According to Fr. William Murphy, SJ, vocation promoter, the need to “market” vocations outside of Jesuit circles coincided with the growth of the internet, and has become a key source of inquiries.

“Today’s vocations world demands sophistication and specialization,” Fr. Murphy explains. “The roots planted in the mid-1990s through our website have blossomed to include social media strategy, audience segmentation, and analytics.”

The changing nature of the vocations world has also led to the creation of a team. “We used to have one or two people doing vocations work,” Fr. Murphy says. “Then provincials like Fr. Thomas Lawler, SJ, and Fr. Brian Paulson, SJ, recognized the importance of having more people in vocations to do things well. Each of us brings different skills and gifts to the team, and we need all of those gifts to succeed in our mission.”

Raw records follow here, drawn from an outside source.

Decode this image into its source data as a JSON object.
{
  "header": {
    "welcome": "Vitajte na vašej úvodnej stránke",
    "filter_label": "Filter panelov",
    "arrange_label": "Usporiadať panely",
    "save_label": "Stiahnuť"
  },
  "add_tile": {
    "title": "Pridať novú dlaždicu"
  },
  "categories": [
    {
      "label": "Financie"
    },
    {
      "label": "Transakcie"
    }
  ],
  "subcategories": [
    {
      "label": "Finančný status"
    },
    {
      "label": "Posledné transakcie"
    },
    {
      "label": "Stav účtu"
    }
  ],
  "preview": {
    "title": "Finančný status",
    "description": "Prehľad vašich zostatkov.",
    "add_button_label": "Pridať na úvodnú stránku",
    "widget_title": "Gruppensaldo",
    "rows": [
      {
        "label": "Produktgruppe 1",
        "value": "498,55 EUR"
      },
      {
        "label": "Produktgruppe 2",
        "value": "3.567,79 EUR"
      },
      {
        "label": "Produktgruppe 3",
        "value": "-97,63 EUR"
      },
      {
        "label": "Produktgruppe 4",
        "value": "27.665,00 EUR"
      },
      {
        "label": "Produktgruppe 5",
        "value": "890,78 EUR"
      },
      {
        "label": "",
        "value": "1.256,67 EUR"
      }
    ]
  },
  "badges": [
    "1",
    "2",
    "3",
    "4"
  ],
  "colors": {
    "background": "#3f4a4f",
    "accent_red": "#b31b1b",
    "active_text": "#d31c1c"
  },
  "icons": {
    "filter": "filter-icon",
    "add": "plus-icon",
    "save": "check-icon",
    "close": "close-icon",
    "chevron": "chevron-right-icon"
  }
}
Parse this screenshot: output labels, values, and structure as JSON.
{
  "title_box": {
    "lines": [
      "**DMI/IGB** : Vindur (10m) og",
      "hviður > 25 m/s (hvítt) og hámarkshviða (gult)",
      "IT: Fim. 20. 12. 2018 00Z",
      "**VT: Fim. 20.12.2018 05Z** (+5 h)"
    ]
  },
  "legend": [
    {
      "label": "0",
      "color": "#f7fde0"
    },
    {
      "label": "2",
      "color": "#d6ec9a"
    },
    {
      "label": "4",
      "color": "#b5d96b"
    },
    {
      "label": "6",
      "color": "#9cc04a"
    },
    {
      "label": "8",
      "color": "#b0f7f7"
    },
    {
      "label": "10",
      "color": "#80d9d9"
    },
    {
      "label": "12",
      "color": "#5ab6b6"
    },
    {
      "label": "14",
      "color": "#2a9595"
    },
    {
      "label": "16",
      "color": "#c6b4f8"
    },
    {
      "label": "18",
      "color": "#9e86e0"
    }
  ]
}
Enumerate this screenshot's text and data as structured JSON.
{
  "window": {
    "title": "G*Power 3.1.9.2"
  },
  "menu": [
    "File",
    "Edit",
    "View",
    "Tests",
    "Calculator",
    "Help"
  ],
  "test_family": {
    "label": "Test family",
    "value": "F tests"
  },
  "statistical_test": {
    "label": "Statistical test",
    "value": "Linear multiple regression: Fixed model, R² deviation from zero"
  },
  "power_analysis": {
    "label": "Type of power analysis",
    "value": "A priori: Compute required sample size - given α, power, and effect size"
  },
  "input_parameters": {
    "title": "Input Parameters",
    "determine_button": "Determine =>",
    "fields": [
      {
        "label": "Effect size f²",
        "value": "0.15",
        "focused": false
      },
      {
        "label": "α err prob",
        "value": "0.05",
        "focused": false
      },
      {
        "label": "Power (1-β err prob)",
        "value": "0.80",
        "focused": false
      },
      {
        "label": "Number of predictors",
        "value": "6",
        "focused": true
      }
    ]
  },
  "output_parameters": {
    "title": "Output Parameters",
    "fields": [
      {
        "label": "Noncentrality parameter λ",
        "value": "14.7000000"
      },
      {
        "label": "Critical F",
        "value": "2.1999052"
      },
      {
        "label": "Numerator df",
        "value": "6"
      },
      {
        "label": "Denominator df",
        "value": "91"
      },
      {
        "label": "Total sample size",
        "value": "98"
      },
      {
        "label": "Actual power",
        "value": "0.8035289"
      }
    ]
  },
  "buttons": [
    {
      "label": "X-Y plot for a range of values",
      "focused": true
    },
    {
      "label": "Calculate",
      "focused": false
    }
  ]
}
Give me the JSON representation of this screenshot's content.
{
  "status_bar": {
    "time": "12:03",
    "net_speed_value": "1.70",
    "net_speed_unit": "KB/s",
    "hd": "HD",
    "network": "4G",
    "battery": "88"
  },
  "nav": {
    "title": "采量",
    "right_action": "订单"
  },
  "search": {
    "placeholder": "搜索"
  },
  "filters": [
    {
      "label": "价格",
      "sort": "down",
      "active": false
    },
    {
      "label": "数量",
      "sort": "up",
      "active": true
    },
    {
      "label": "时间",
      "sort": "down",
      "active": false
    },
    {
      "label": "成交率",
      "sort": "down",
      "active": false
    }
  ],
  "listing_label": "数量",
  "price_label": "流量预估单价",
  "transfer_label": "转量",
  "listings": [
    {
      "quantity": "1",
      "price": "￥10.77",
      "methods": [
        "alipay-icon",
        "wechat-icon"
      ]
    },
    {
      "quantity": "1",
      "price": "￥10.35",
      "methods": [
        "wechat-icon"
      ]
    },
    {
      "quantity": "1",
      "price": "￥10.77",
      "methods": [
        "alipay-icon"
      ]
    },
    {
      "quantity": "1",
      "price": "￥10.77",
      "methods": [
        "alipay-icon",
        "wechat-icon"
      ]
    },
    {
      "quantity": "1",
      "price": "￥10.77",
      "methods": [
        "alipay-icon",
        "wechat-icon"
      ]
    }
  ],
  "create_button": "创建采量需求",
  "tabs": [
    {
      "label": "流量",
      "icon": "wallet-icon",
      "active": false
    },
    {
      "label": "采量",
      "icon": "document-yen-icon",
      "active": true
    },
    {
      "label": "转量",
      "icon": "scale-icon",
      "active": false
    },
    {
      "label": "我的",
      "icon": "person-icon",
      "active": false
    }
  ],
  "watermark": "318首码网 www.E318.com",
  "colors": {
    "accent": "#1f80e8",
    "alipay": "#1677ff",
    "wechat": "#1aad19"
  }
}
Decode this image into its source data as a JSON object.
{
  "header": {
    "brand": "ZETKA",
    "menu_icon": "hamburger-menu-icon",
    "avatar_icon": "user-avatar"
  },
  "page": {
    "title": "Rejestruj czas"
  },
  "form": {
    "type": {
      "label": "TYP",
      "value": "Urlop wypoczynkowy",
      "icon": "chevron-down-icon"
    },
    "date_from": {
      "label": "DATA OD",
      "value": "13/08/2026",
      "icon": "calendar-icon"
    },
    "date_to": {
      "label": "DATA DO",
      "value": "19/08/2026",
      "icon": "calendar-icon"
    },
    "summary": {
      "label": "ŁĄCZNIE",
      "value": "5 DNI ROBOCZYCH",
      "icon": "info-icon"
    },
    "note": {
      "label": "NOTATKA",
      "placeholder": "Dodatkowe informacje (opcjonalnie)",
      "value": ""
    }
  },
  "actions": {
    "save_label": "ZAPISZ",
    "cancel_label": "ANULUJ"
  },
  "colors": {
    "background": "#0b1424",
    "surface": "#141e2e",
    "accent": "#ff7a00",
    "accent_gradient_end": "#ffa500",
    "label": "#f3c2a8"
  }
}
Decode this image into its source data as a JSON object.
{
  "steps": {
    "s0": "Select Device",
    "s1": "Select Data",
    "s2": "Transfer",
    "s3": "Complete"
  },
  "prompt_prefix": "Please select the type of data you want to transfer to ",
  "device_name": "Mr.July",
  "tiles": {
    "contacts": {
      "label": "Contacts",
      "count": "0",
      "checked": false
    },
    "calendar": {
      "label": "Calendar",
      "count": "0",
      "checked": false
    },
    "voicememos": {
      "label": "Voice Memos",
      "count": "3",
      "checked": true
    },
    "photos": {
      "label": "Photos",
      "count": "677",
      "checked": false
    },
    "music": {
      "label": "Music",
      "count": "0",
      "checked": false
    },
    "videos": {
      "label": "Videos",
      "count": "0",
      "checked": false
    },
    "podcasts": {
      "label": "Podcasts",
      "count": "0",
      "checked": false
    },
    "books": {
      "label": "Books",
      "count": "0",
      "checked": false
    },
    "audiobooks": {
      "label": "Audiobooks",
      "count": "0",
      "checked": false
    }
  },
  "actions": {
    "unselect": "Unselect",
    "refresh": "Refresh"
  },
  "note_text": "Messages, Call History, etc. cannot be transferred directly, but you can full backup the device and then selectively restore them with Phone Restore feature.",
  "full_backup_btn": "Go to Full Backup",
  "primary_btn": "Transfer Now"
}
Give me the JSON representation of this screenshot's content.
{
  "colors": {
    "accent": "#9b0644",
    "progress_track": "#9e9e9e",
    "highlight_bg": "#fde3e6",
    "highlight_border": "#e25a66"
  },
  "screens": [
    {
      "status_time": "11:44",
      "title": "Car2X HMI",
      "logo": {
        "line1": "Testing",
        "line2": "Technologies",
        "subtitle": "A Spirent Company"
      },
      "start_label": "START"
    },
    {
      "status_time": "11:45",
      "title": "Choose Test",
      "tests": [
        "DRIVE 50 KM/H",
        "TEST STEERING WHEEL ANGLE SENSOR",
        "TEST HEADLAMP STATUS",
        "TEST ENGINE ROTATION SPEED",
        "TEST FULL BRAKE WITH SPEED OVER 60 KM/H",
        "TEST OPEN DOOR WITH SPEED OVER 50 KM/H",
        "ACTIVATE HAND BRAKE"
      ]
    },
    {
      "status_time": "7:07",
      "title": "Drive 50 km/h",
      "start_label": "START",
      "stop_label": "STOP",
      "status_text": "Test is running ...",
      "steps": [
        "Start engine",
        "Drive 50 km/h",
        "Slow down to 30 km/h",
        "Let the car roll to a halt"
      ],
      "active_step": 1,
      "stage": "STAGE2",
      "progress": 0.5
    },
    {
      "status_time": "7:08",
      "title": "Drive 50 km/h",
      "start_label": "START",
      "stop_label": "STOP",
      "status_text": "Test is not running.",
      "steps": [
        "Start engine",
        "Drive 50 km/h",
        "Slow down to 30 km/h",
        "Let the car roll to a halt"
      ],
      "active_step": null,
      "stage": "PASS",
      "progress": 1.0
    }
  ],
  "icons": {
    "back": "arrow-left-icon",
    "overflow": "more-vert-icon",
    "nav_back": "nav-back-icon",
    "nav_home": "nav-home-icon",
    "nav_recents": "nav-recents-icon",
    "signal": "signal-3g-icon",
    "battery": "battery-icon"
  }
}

The team includes two vocation promoters (Fr. Murphy and Fr. Michael Rossmann, SJ); two regional vocation directors (Frs. Stoeger and Baumann); Br. Patrick Douglas, SJ, provincial assistant for vocations and regional vocation director; Cecilia Hernández, executive administrative assistant to provincial assistants; and Janet O’Keefe, administrative assistant.k

Discernment and Screening

When someone inquires about joining the Society, a vocation promoter begins the process of helping each inquirer see what Jesuit life is like and whether he might be suited to the vocation. If there seems to be a fit, the candidate begins working with a vocation director.

That process, during which a candidate discerns whether he will apply, involves the director accompanying and supporting his decision-making journey, often fora year or longer. At the same time, the director determines whether he thinks the candidate should in fact apply.

“On behalf of the Society, the Church, and our institutions, we need to get to know a person well to assess his aptness to be a Jesuit, in terms of our prayer lives, community life, and mission,” Fr. Stoeger says. “With fewer Jesuits available, we need priests and brothers who are capable, well-rounded leaders with diverse skills more than ever. Candidates must be willing and able to be ‘formed’ in Ignatian spirituality and in the capacity for effective ministry.”

“At the same time,” he adds, “discerning whether you have a call to be a Jesuit can be challenging, so our support is vital to the individual. He might have a call to religious life, but not to the particular life of the Jesuit. We want to help him make the best possible decision for himself as well.”

When the candidate and vocation director agree that the candidate should apply, he begins a lengthy application process, including a spiritual autobiography; data about family, education, professional development, and reasons for wanting to become a Jesuit; interviews with four Jesuits (including a formal session with the vocation director); an interview with a woman who is familiar with Jesuit life and ministry; and a session with a psychologist.

“Once all the reports are in—thanks to Cecilia Hernández!—the vocation director writes up an extensive description of the applicant and his likely Jesuit vocation, which goes to the provincial for final approval,” says Fr. Stoeger. “To outsiders, this might seem overly meticulous. But in constructing this final application, it is vital to our mission to invest the time and effort.